|Gigablast is a search engine that I've been working on for about the last three years. I wrote it entirely from scratch in C++. The only external tool or library I use is the zlib compression library. It runs on eight desktop machines, each with four 160-GB IDE hard drives, two gigs of RAM, and one 2.6-GHz Intel processor. It can hold up to 320 million Web pages (on 5 TB), handle about 40 queries per second and spider about eight million pages per day. Currently it serves half a million queries per day to various clients, including some meta search engines and some pay-per-click engines. |
and according to www.gigablast.com, Gigablast has
|273,661,136 pages indexed |
I know which one will have the lower overhead cost structure - Gigablast is already over 200 million pages running on 8 PCs!
| 3:58 pm on May 12, 2004 (gmt 0)|
I'm not convinced this is a fair comparison.
The use of the word "moderate" on Nutch's site is ambiguous. I meant several million searches per day (~50/second peak). One can also use Nutch to build a 200M page web search engine for less than $10,000, but it probably wouldn't be able to handle more than a few queries per second. I'll clarify that on the website.
Collecting and searching 200M pages is not very expensive. What's expensive is handling lots of traffic.
I have no idea how much traffic Gigablast sees, but I'd be surprised if they're handling millions of searches per day over 200M pages on just $8,000 of hardware.
| 9:37 am on May 13, 2004 (gmt 0)|
Hello cutting, welcome to WebmasterWorld.
|I have no idea how much traffic Gigablast sees, but I'd be surprised if they're handling millions of searches per day over 200M pages on just $8,000 of hardware. |
Well, most of the answers are in the message just before your posting
Handling 40 queries per second for a whole day would result in handling 3.5 million queries a day. I'm not sure if Gigablast can really handle 40 queries per second for 24 hours, but even at 60% of that peak load it still would be able to handle more than 2 million queries per day. BTW, Gigablast is now searching 321 million pages which is about the maximum on the the 5TB Matt Wells mentioned in the interview.
- Currently Gigablast serves half a million queries per day
- Gigablast can handle about 40 queries per second

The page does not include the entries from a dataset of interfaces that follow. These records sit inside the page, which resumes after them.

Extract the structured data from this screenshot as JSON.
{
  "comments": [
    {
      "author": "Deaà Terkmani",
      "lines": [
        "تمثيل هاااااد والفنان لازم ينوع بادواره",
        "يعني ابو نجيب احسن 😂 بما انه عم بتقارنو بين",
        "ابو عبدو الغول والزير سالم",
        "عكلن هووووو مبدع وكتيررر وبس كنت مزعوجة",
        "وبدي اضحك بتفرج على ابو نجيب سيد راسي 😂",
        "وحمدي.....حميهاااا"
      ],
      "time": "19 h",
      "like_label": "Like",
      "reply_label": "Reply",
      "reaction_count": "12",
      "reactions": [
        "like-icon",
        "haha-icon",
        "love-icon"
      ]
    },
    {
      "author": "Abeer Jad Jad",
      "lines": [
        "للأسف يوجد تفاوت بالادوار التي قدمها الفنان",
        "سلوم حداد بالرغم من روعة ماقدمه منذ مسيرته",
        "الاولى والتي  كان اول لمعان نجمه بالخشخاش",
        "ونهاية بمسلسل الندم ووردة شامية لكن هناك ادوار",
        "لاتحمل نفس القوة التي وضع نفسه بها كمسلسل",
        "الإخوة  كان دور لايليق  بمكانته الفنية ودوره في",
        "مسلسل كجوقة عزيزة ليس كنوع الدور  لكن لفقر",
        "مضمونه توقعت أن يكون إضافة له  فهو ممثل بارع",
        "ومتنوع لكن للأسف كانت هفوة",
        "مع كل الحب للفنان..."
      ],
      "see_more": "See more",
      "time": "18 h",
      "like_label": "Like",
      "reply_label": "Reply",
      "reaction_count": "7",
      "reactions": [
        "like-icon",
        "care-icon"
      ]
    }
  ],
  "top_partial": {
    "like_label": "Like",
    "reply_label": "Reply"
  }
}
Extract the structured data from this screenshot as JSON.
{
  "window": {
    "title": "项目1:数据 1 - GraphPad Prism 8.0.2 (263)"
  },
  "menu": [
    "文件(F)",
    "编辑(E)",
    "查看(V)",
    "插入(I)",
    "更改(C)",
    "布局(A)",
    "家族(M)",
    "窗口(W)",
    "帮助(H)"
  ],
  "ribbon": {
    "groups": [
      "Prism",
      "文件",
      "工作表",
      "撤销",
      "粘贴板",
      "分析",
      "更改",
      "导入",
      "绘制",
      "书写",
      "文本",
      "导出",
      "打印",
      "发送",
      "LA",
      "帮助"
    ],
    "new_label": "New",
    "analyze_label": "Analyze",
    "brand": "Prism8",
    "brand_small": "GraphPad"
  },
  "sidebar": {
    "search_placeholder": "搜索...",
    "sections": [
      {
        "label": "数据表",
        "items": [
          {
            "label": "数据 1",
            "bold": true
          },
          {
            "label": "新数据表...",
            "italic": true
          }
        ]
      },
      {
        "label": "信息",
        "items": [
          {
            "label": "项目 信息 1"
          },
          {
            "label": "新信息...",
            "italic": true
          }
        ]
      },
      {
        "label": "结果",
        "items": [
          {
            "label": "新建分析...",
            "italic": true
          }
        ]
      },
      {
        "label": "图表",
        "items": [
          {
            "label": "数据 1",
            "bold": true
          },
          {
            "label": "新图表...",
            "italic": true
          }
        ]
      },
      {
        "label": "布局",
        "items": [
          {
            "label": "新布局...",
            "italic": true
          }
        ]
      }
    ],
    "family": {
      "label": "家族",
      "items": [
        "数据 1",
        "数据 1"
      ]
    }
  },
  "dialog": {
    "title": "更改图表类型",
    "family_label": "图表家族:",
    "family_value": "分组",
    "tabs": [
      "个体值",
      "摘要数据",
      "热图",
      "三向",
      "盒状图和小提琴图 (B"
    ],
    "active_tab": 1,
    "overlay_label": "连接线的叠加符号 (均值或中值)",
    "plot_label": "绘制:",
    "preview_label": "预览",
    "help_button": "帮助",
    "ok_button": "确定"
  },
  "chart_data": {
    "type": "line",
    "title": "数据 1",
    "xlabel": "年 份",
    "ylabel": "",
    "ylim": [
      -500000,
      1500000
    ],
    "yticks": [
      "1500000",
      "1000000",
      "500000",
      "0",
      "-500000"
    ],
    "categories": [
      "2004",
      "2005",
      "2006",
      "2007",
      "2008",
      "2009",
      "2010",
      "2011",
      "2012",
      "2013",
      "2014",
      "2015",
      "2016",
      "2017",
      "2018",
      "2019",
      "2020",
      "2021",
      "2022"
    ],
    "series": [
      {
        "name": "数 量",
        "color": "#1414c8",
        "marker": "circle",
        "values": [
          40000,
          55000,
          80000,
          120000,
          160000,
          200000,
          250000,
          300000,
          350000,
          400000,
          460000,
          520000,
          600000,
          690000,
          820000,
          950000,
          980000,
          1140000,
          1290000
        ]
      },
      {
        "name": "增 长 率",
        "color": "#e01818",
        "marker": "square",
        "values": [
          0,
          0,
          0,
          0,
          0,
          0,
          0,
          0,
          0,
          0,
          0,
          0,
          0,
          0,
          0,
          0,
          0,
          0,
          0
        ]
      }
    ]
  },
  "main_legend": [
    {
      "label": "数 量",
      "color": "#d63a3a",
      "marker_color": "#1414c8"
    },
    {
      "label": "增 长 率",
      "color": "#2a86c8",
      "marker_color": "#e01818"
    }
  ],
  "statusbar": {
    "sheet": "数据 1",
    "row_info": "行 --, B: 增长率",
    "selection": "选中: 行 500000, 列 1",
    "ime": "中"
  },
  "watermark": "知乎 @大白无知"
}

| 3:02 pm on May 13, 2004 (gmt 0)|
500k queries a day is roughly 6 queries per second.. not too shabby.
6 queries per second and 250 million pages is comparible to nutch/lucene on 10 servers if you tweak out the configuration well enough.. You have to figure that even a good percentage of the queries can be cached by os based on trends as not every query is unique.
However 40 queries per second seems a little high.. i can squeeze that through nutch running a benchmark program based on dictionary terms (As they would be cached "warmed up" over time)
When you do 40queries per second, is that single term or with joins, an "and" or "or" type query?